Tally the lines in the material below that hold the string "Histogram" and report the tally alone.

[Start of section]

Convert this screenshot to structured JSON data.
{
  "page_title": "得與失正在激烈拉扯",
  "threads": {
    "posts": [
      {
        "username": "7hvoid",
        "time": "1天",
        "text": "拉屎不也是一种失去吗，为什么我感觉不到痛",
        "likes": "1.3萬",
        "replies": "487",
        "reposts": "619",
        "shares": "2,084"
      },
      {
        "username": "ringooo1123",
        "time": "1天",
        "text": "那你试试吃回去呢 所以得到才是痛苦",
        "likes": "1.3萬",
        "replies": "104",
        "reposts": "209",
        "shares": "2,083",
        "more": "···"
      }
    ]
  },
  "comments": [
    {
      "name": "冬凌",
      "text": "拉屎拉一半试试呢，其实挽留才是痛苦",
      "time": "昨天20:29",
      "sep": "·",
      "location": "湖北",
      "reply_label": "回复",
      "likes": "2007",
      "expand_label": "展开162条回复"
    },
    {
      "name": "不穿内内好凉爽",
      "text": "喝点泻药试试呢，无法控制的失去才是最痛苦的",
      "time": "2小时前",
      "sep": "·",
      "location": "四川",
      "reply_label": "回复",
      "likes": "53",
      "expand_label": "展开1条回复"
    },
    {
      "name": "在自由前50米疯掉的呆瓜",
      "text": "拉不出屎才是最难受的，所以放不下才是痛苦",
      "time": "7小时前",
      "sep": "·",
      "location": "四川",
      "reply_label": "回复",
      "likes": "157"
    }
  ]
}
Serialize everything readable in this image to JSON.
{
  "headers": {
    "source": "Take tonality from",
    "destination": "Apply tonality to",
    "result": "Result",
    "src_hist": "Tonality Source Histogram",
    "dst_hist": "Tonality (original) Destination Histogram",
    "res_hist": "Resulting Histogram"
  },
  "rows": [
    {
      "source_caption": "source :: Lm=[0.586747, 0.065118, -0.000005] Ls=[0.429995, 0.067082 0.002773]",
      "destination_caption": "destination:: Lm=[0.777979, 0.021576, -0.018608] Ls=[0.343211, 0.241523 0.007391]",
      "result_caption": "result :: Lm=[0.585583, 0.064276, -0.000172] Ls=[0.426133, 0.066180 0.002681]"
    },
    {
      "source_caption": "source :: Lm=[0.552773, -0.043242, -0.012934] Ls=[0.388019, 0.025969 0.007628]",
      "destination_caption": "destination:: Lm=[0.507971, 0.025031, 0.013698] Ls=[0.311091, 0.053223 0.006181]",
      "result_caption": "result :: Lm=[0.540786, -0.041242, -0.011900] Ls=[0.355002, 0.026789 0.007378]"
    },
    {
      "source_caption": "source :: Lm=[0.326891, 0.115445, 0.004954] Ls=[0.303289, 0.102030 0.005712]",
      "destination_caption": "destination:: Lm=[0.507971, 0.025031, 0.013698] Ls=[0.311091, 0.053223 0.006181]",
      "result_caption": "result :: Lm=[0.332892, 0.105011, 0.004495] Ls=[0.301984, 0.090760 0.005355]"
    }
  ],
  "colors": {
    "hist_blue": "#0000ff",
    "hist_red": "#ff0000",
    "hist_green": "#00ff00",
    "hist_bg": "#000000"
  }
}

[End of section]

RESPONSE BOX —
3